|Bienvenidos a Ecuador!|
Finally we are dragging ourselves away from Máncora. It is a tough call and we did think twice about yet another day. It probably though would end up being one day too many and would spoil our overall enjoyment of this haven. We were slightly slow off the mark though - last lingering elements of travelers tummy still plaguing us. I think they were a bit surprised at Reception we actually did check out rather than doing our "Es posible por una noche mas?"
We had asked over the weekend about buses across the border. It sounded like a convoluted process but we hadn't made it into Máncora to check for ourselves. We simply asked the hotel to call us a taxi to get us into town and planned to play it by ear from there. The taxi driver was very enterprising though and offered a good rate to take us all the way. We were hooked - the prospect of combi to Tumbes, different bus, off and on at various immigration control points did not appeal.
Knowing we were leaving Perú we had used all our local currency at the hotel. The cash point in the village was not working but the taxi driver agreed a bit reluctantly that we could pay part in dollars. We had a quick stop at his house so he could let his family know he would not be home for lunch and the we were off.
The drive along the coast took about an hour and a half. All the way we drove past beautiful, long, sandy beaches and clear blue water sparkling in the sunlight.
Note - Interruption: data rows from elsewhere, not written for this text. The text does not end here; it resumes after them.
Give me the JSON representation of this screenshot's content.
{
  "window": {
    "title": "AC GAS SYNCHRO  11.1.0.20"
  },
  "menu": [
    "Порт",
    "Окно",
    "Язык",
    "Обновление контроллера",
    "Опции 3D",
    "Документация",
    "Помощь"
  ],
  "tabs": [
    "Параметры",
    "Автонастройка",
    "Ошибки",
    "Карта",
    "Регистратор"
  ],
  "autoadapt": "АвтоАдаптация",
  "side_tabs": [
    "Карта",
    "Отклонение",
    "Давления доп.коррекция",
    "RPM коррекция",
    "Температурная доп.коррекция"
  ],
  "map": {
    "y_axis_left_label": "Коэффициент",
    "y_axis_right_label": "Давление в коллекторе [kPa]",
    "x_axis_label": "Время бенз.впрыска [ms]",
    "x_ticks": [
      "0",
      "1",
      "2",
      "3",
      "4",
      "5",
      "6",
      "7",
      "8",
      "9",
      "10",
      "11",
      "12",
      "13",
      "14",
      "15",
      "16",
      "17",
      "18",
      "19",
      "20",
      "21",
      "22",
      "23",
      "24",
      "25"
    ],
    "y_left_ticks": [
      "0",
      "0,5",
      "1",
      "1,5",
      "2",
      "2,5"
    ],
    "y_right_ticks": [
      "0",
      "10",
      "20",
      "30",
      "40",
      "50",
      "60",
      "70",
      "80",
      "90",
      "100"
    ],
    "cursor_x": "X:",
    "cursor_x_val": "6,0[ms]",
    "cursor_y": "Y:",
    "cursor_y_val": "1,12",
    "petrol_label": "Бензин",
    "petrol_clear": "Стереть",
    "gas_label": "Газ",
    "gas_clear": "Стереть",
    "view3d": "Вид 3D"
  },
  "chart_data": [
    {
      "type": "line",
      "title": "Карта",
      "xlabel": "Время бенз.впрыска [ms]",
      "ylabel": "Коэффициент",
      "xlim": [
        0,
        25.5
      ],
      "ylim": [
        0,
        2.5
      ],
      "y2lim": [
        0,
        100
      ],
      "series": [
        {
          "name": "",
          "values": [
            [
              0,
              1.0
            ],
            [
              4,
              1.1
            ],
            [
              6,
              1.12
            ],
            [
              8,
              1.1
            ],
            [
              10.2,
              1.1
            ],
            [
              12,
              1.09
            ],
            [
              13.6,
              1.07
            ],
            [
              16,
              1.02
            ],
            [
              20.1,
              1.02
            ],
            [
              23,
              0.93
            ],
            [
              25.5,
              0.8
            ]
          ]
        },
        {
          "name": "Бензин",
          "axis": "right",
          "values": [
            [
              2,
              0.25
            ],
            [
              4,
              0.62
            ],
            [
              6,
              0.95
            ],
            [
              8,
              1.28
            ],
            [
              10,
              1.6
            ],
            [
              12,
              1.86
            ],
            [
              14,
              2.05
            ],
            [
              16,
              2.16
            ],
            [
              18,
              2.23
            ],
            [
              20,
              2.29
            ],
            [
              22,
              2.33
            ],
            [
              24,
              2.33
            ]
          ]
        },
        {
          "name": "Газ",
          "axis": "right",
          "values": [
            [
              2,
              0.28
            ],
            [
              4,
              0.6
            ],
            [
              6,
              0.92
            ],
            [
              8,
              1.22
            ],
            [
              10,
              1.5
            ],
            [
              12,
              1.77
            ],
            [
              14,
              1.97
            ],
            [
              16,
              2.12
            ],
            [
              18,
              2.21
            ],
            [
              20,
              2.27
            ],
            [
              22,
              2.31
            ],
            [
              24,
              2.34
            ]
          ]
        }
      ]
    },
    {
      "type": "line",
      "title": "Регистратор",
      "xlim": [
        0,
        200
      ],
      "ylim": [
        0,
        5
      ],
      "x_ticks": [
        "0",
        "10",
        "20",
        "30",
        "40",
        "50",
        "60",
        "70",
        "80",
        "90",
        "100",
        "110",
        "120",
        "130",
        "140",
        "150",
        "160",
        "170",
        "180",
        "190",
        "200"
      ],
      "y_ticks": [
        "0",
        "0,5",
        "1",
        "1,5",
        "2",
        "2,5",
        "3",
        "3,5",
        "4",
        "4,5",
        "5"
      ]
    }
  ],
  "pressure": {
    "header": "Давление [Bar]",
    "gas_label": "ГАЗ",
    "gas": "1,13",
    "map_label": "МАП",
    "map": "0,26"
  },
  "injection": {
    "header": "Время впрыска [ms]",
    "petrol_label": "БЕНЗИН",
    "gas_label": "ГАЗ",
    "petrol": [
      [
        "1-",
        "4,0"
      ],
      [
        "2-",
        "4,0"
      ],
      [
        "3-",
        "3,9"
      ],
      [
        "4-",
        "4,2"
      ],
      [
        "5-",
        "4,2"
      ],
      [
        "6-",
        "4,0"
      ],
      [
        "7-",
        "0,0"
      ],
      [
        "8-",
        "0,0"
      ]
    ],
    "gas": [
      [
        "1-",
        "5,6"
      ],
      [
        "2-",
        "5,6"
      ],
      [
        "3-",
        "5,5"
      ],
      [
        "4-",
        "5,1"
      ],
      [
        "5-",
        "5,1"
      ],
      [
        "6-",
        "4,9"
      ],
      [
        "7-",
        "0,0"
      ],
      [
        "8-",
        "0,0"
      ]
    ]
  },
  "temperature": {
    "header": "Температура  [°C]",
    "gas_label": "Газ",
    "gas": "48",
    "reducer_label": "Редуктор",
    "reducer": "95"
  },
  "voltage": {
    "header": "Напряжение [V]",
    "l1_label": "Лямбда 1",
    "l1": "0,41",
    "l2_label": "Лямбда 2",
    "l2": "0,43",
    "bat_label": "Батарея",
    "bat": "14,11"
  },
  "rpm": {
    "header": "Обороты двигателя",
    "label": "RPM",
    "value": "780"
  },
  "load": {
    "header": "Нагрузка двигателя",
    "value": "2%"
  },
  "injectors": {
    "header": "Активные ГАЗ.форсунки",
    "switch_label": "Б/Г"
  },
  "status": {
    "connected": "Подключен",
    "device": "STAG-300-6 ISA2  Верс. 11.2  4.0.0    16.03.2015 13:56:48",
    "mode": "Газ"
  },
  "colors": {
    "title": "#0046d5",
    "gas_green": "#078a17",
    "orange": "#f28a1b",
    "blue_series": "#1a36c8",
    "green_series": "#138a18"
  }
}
Every now and again there were small hostals or private houses but it is still a totally unspoilt area. The further north we went the greener it started to become.
We passed through Tumbes (this would have been our first change of bus if we had gone on public transport) which looked like a lively, bustling town. We then drove on to Aguas Verdes where the taxi pulled in outside the immigration office. We arrived just before a bus load so did not have to wait long. Seeing we were not local, one of the immigration guys took our passports and fast tracked us through.
When we got back to the taxi, the enterprising guy has arranged for us to go by bus from here through to the Ecuadorian side - saved him the hassle but probably also worked out best for us in the long run. The guys on the bus asked how much we had paid the taxi, presumably checking to make sure that they had got a good deal from him. The bus took us through Aguas Verdes, which becomes Huaquillas on the Ecuadorian side. Its one huge market town. Shop after shop selling cheap clothes, tacky stuff generally, and buzzing full of people.
|Fighting cocks in Machala|
The bus pulled into a bus station and we were bundled off this one (its going to Guayaquil) and on to the bus to Machala. We do not really want to end up there but have to go there to get a connecting bus out. After about five minutes the Machala bus screeches to a halt for immigration on the Ecuadorian side. The town is almost a no-mans land in between the two immigration posts. After several attempts, we were finally given the right forms to fill in, got our entry stamps and 90 day visas. We had kept an eye on the bus to make sure it did not disappear with our bags on board but without us.
The standard Steven Seagal fare accompanied us to Machala - he looked a bit old and podgy in this one. The scenery and landscape here changed giving way to mile after mile of banana plantations. I have never seen so many in one place before. The stalks are all bagged and ready to go whilst they are still growing. When the crop is ready they simply cut them and box them up.
At Machala we had to change bus companies. Helpfully we were dropped off at the new bus station. Bad news though, the connection to Loja had left about thirty minutes before we got there. That journey is meant to be through beautiful scenery so we did not want to get either the 5pm bus or the night bus. We had no option but to stay in Machala for the night. We checked in to a hotel a few blocks from the bus depot, nothing special but a clean room and comfy bed. It is very hot and sticky here and we both needed to cool down for a while.
We spent a couple of hours selecting photos to upload on to the web and then headed into central Machala. The town has nothing much to it. It has no real feel to it, its simply a commercial centre. Even the main Plaza does not have much going for it. Walking to the plaza we passed an open yard with a padlocked wire gate. Inside were about ten circular wire mesh cages with lids. In each was a cockerel. We are not sure but we think they were fighting cocks for sale. We found an internet cafe and spend a few hours uploading photos and checking mail. We also heard from Mischa and Caz about the bombings in London and checked the BBC's site for the latest information. It seems so unreal that suicide bombers are at work in London. I cannot understand what makes someone do this. We have mailed our friends in London to make sure they are all OK.
We headed back towards our hotel, stopping at a Chifa (chinese restaurant) for a simple meal of rice, meat and veg and then headed for bed.